20. Join the airline’s loyalty program
During overbooking, many airlines seem less likely to bump passengers who are members of the company’s loyalty program. Becoming a frequent flier with one airline — instead of spreading out your airfare purchases among a wider variety of airlines — reduces your chances of getting bumped during overbooking. Frequent flier status can get you on the plane. So sign up for the program, and use that status to your advantage.
21. Don’t book during peak days and times
If you have some flexibility about when you travel, try to avoid peak dates and times. When fewer people are flying, overbooking happens less. Do your research for your destination. Find out when business travelers, as well as vacationers, fly most often. If you can stand an early-morning flight, for instance, you might not have to deal with overbooking and flight delays. And always avoid the last flight of the night. That late, other passengers will be less likely to give up their seats.
22. Always allow for extra time

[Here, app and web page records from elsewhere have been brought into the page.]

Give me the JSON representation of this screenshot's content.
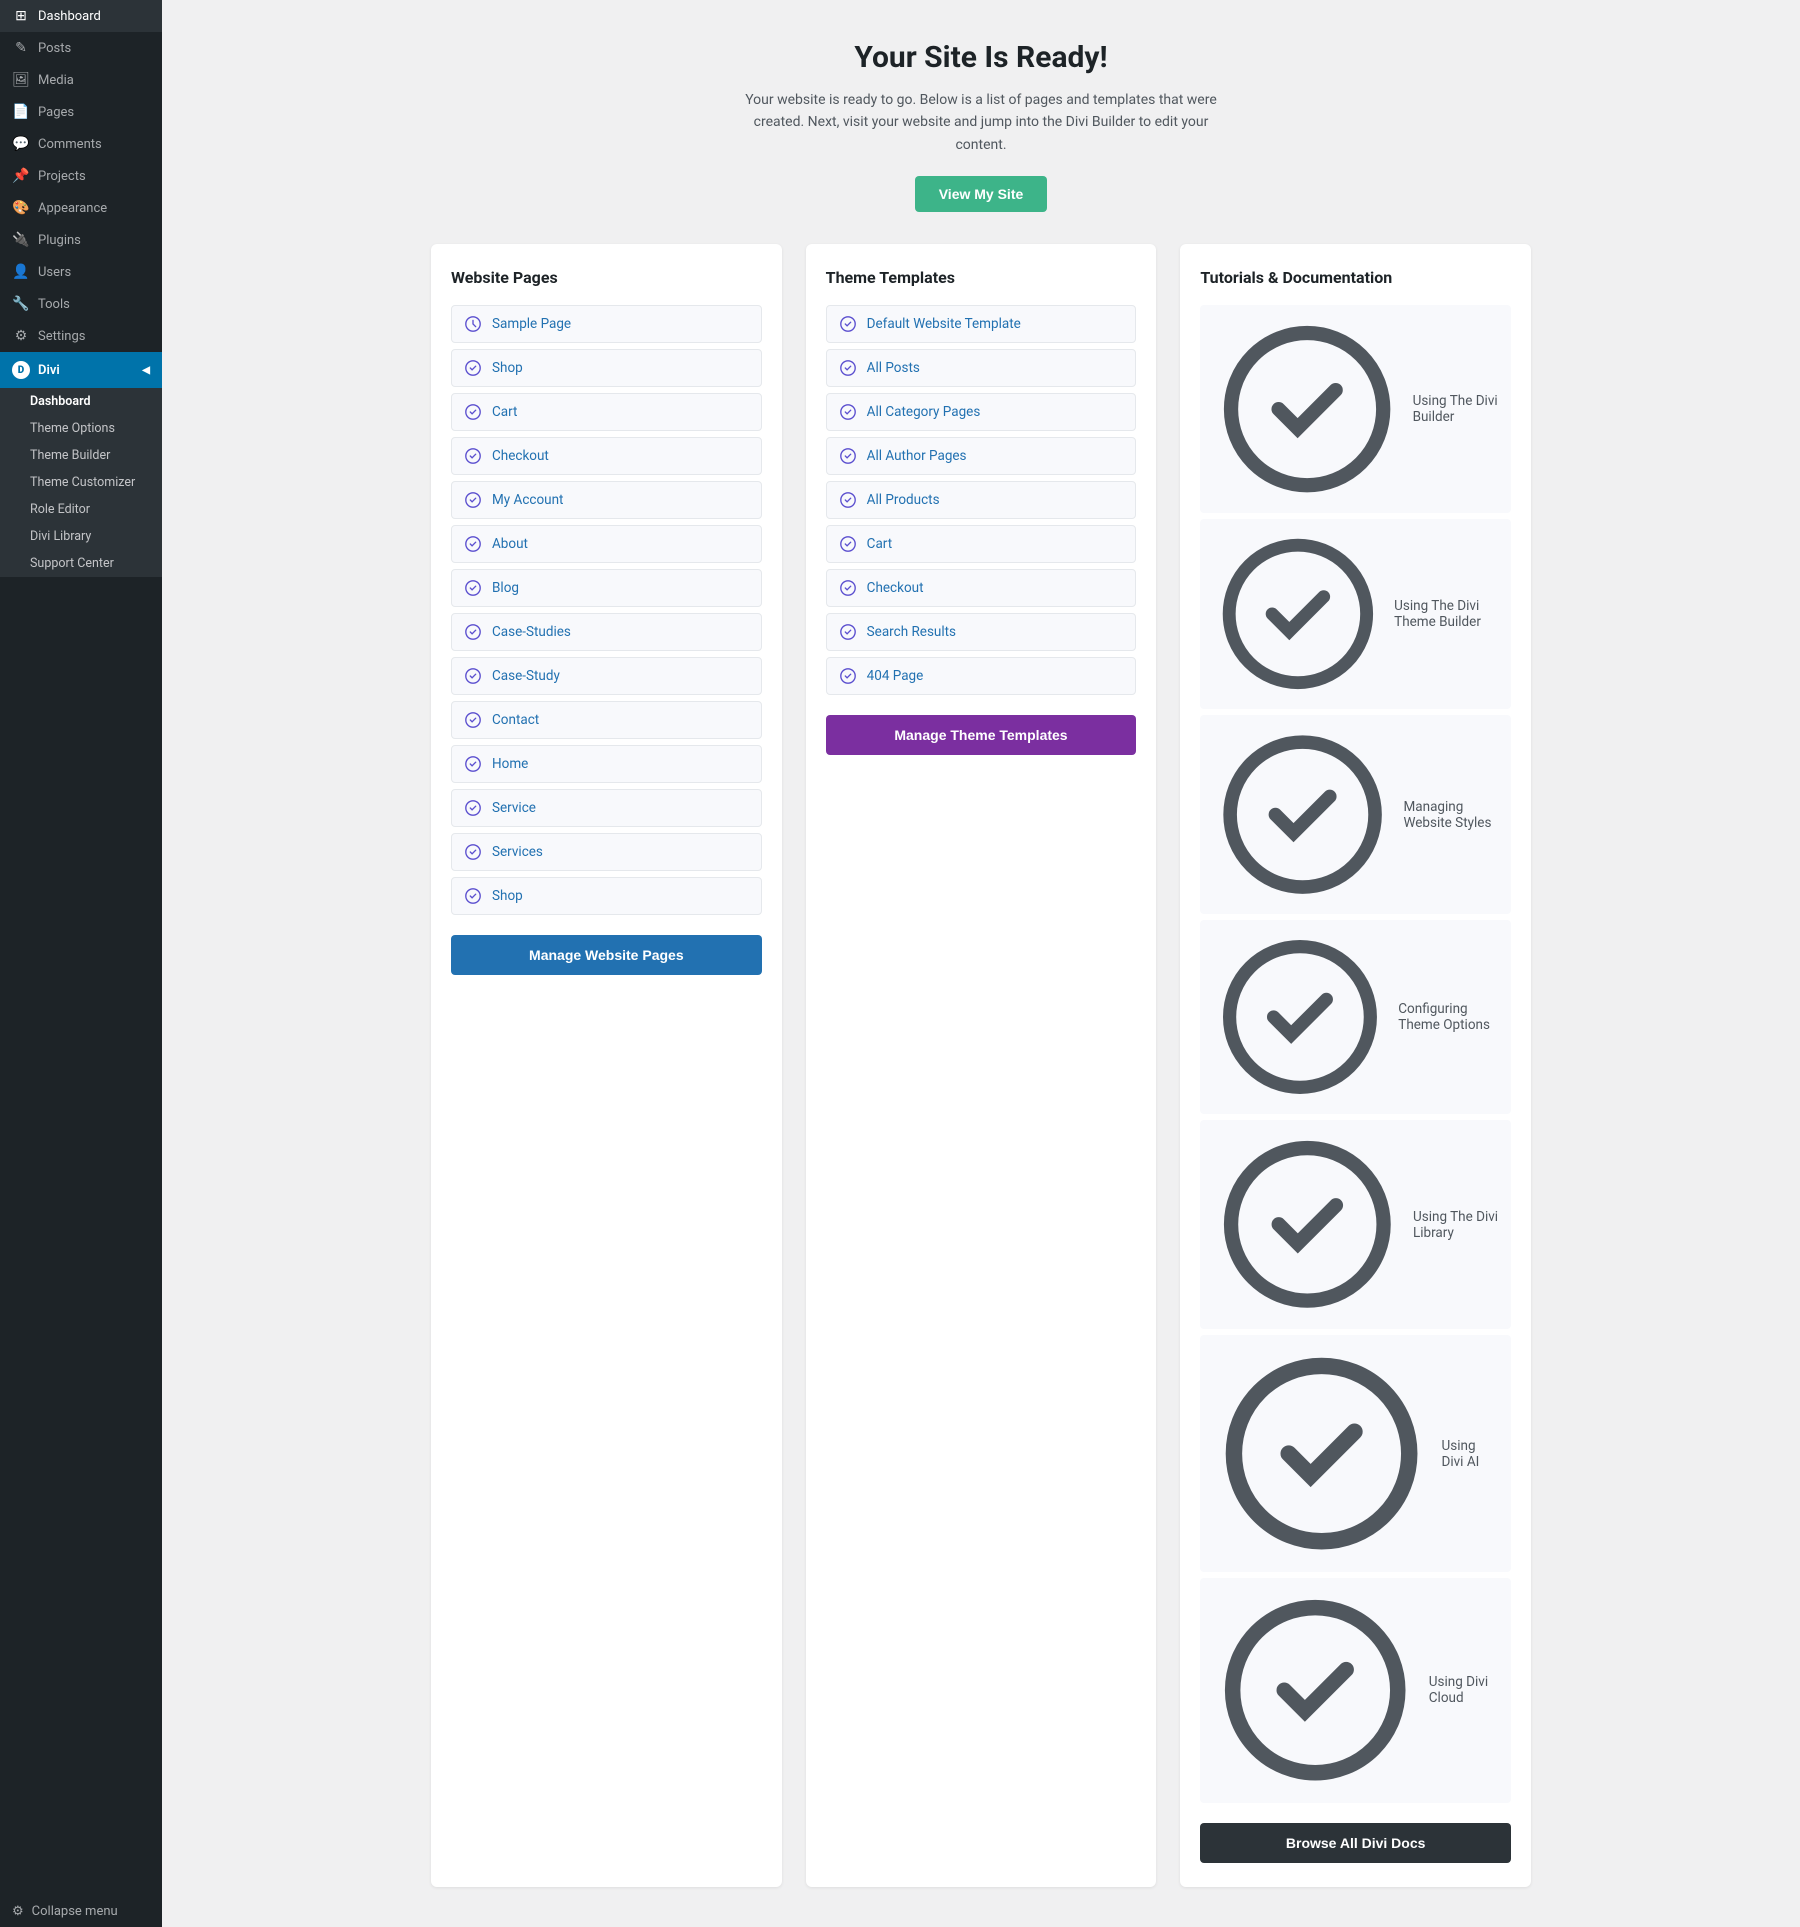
{
  "sidebar": {
    "items": [
      {
        "label": "Dashboard",
        "icon": "⊞",
        "active": false
      },
      {
        "label": "Posts",
        "icon": "✎",
        "active": false
      },
      {
        "label": "Media",
        "icon": "🖼",
        "active": false
      },
      {
        "label": "Pages",
        "icon": "📄",
        "active": false
      },
      {
        "label": "Comments",
        "icon": "💬",
        "active": false
      },
      {
        "label": "Projects",
        "icon": "📌",
        "active": false
      }
    ],
    "appearance": {
      "label": "Appearance",
      "icon": "🎨"
    },
    "plugins": {
      "label": "Plugins",
      "icon": "🔌"
    },
    "users": {
      "label": "Users",
      "icon": "👤"
    },
    "tools": {
      "label": "Tools",
      "icon": "🔧"
    },
    "settings": {
      "label": "Settings",
      "icon": "⚙"
    },
    "divi": {
      "label": "Divi",
      "sub_items": [
        {
          "label": "Dashboard",
          "active": true
        },
        {
          "label": "Theme Options",
          "active": false
        },
        {
          "label": "Theme Builder",
          "active": false
        },
        {
          "label": "Theme Customizer",
          "active": false
        },
        {
          "label": "Role Editor",
          "active": false
        },
        {
          "label": "Divi Library",
          "active": false
        },
        {
          "label": "Support Center",
          "active": false
        }
      ]
    },
    "collapse_label": "Collapse menu"
  },
  "main": {
    "title": "Your Site Is Ready!",
    "subtitle": "Your website is ready to go. Below is a list of pages and templates that were created. Next, visit your website and jump into the Divi Builder to edit your content.",
    "view_site_btn": "View My Site",
    "website_pages": {
      "heading": "Website Pages",
      "items": [
        "Sample Page",
        "Shop",
        "Cart",
        "Checkout",
        "My Account",
        "About",
        "Blog",
        "Case-Studies",
        "Case-Study",
        "Contact",
        "Home",
        "Service",
        "Services",
        "Shop"
      ],
      "btn_label": "Manage Website Pages"
    },
    "theme_templates": {
      "heading": "Theme Templates",
      "items": [
        "Default Website Template",
        "All Posts",
        "All Category Pages",
        "All Author Pages",
        "All Products",
        "Cart",
        "Checkout",
        "Search Results",
        "404 Page"
      ],
      "btn_label": "Manage Theme Templates"
    },
    "tutorials": {
      "heading": "Tutorials & Documentation",
      "items": [
        "Using The Divi Builder",
        "Using The Divi Theme Builder",
        "Managing Website Styles",
        "Configuring Theme Options",
        "Using The Divi Library",
        "Using Divi AI",
        "Using Divi Cloud"
      ],
      "btn_label": "Browse All Divi Docs"
    }
  }
}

Ultimately, you should always allow extra time when you really can’t afford to get bumped from an overbooked flight. You should check in early. Plus, you should arrive to the airport early. And you should get to your gate early. The Department of Transportation advises, “Allow extra time; assume that the roads are backed up, the parking lot is full, and there is a long line at the check-in counter.” Flight delays, even unrelated to overbooking, have become more common. Account for them from the get-go, and you’ll have less to stress about.